This ring was a fun challenge. Since most of the work of stone setting and graving is done in metal, it would seem that the wax carving would have been easy. However, keeping good symmetry was very challenging. I did most of the carving under 6x magnification.
I used tacky wax to stick the diamonds on the wax model to plan out the bead setting and to show the customer.
Because of all the cut outs, the wax required extra sprues to ensure a complete casting.
After I cut the seat for the center oval, I used dividers to score evenly spaced marks on the bezel. Then I used a jeweler’s saw to cut through the bezel. The hammer hand piece seemed to effortlessly move each little prong over the girdle to tighten the diamond. Whereas with a solid bezel, the tends to be a lot of hammering.
Thank you Fred from Uncommon Design for the nice bright cutting on the bead set diamonds.

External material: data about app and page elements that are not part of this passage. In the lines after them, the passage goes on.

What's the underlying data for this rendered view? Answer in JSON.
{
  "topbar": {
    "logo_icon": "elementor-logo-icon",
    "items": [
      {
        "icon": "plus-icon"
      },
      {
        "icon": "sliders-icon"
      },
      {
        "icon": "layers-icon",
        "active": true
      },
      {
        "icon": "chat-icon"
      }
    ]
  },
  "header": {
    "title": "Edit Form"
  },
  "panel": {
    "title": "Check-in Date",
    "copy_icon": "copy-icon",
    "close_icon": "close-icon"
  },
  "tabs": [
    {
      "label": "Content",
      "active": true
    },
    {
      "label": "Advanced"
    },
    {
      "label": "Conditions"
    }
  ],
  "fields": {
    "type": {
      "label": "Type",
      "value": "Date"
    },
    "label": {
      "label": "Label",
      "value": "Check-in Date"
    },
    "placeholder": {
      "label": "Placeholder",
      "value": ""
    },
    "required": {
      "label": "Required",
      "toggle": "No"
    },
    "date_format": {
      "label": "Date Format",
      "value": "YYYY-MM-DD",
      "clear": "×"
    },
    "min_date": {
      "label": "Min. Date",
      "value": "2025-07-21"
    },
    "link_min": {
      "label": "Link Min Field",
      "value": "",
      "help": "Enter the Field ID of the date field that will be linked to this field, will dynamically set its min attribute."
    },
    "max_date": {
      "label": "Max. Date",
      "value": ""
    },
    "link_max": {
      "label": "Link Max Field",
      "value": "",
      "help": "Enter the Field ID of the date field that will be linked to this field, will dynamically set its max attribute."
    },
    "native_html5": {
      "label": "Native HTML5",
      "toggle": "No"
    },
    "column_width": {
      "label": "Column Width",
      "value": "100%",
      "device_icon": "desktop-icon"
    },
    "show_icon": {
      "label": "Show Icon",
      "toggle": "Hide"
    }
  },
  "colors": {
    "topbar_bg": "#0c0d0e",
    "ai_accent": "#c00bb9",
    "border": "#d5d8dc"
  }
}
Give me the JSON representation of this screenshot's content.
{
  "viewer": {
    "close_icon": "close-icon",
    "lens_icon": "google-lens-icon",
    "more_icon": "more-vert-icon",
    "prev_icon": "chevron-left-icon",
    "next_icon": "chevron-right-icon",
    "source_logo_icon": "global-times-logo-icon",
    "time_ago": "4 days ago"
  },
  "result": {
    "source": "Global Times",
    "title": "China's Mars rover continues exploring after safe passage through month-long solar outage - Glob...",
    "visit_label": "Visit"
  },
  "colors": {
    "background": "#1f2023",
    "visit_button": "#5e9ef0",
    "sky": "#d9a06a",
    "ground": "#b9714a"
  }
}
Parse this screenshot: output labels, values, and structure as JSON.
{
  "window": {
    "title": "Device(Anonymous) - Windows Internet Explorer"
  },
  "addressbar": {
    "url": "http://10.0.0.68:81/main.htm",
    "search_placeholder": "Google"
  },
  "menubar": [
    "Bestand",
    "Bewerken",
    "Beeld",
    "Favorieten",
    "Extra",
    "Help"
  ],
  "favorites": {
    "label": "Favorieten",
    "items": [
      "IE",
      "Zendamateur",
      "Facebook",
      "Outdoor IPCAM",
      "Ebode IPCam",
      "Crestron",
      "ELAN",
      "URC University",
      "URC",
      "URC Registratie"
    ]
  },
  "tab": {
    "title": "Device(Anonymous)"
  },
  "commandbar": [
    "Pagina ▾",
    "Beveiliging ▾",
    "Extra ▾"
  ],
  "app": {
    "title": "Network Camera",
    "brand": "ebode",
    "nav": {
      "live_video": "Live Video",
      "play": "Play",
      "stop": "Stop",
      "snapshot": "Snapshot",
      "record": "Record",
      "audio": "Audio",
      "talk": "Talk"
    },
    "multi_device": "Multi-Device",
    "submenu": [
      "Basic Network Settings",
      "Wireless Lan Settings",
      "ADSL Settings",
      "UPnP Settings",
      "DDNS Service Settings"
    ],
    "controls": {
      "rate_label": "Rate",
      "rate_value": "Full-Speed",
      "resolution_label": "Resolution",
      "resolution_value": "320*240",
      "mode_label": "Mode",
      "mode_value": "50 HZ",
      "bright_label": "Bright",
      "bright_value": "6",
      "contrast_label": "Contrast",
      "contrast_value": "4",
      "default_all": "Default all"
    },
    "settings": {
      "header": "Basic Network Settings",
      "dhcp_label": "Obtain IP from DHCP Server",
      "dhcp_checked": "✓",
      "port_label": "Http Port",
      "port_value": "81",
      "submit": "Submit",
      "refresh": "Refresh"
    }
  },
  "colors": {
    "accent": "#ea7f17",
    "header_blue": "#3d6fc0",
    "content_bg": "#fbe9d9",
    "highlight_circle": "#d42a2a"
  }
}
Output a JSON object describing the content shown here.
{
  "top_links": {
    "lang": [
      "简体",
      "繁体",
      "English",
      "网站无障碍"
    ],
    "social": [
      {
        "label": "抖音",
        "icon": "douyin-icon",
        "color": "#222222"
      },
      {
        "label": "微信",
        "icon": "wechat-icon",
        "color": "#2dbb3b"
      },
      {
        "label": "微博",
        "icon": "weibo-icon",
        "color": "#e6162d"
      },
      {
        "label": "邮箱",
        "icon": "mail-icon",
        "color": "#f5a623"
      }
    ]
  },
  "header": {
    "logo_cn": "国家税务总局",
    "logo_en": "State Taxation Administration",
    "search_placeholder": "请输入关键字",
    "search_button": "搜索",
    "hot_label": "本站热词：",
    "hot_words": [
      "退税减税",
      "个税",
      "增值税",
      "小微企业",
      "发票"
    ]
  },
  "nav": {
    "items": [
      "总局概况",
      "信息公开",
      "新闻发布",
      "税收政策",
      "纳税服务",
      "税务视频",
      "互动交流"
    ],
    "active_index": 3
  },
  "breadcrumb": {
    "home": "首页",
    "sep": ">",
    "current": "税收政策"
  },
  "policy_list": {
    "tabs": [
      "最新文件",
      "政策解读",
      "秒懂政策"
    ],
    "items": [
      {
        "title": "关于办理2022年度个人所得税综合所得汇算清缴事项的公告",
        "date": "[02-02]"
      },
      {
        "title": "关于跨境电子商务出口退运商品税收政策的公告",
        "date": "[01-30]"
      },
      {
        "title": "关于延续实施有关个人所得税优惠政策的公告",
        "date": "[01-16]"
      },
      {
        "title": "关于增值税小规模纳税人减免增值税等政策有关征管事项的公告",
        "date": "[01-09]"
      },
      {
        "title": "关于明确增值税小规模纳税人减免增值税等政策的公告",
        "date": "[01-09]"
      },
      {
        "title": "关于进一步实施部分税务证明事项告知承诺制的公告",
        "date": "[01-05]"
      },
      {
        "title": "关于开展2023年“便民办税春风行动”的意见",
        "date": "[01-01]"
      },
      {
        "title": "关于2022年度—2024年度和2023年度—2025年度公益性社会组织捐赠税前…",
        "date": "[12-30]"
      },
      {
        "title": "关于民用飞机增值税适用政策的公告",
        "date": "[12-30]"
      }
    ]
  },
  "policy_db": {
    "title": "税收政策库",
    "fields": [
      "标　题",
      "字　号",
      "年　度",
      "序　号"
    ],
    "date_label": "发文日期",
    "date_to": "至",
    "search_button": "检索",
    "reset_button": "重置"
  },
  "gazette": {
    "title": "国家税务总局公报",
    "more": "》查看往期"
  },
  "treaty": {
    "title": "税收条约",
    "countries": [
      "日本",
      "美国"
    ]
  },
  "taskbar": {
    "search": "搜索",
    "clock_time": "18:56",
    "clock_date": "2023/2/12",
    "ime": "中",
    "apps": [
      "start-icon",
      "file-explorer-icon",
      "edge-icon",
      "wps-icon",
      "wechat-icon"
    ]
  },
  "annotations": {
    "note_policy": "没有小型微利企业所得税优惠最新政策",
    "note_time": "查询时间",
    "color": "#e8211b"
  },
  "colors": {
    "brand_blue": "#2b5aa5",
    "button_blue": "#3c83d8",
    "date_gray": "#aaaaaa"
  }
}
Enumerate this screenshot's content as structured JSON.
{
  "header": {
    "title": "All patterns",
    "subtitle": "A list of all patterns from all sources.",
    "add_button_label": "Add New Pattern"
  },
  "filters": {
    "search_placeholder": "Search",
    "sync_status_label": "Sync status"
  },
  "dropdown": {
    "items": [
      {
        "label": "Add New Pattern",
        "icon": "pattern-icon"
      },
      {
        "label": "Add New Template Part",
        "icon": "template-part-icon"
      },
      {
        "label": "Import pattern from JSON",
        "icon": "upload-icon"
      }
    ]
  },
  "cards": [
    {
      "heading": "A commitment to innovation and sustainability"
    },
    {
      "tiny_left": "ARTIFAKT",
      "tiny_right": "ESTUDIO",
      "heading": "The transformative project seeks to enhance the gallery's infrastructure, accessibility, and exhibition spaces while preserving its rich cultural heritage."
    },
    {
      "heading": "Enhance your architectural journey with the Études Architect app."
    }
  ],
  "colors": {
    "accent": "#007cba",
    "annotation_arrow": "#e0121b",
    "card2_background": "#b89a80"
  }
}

Blue zircon is the only colored gem stone that is more brilliant then diamond, due to the double refractive nature of the stone. It has a great blue color. Zircon is a natural gem stone and comes in a verity of different colors. It has the hardness of 7.5.
Here are a few pieces that I have made over the years:
I get to enjoy challenging myself making jewelry for the show case sometimes. This one was pretty fun. I started with carving two identical bands, cast them up in 14 karat yellow gold and micro bead set 1.3mm diamonds. The assembly of the different length bars came next. Each one was cut to length and soldered in place. Lastly, the bezel set 3/4 carat round brilliant cut diamond was set then laser welded in place.
I carved the wax model of this engagement ring to match the existing wedding band that was her mother’s. Using her stones, this new ring carries all the sentimental value and it looks like these two rings were made at the same time.
The issue with this ring was that the halo was sharp and catching. The solution that we came up with was to add a wire frame to the halo. The stones would be more protected (a few missing) and the edge would be smooth.
I laser welded 20 gauge white gold wire from the bottom which kept clean lines from the top view. I made the bottom seamless where the ring looks like it was made this way to begin with.
Sterling silver acoustic guitar urn for ashes.
This guitar was made from a picture of a guy’s guitar. The body of the guitar is hollow and a silver plate is soldered on the back to hold in the ashes.
Here is another cool custom snare drum wedding ring. It all started when I saw his Drum Workshop shirt and asked him if he has one of those awesome drum sets. He does. (I’m so jealous).
I showed him my drum ring and the next thing you know, his wife says that he has to have one. Lucky guy. We got to work on his drum ring.
This 14k yellow and white gold ring is made up of 28 parts. The shell and rims were milled in wax. I did them in different color waxes just to help us in the shop keep straight the color of metal each were to be cast in.
Shown here is the shell, rims and lugs assembled after casting. The lugs were fabricated from a rod of white gold, cut into little slabs. Each was concave to have as much contact with the shell as possible . It took about an hour just to space out the 8 lugs and to laser tacked them in place. Then I soldered them on at the bench with a torch.
The 14k white gold 20 gauge wire used for the tension rods were laser welded in place.
A florentine graver was randomly used to give a wood grain effect.
I was digging in my workbench at home and found these rings. My first cast ring (copper barbed wire ring) and first fabricated ring. (The silver dangerous, spike ring).
Not sure where the spiked peace sign pendant wrapped in fabricated barbed wire went. Lol.
I am glad that I grew out of the dangerous jewelry phase.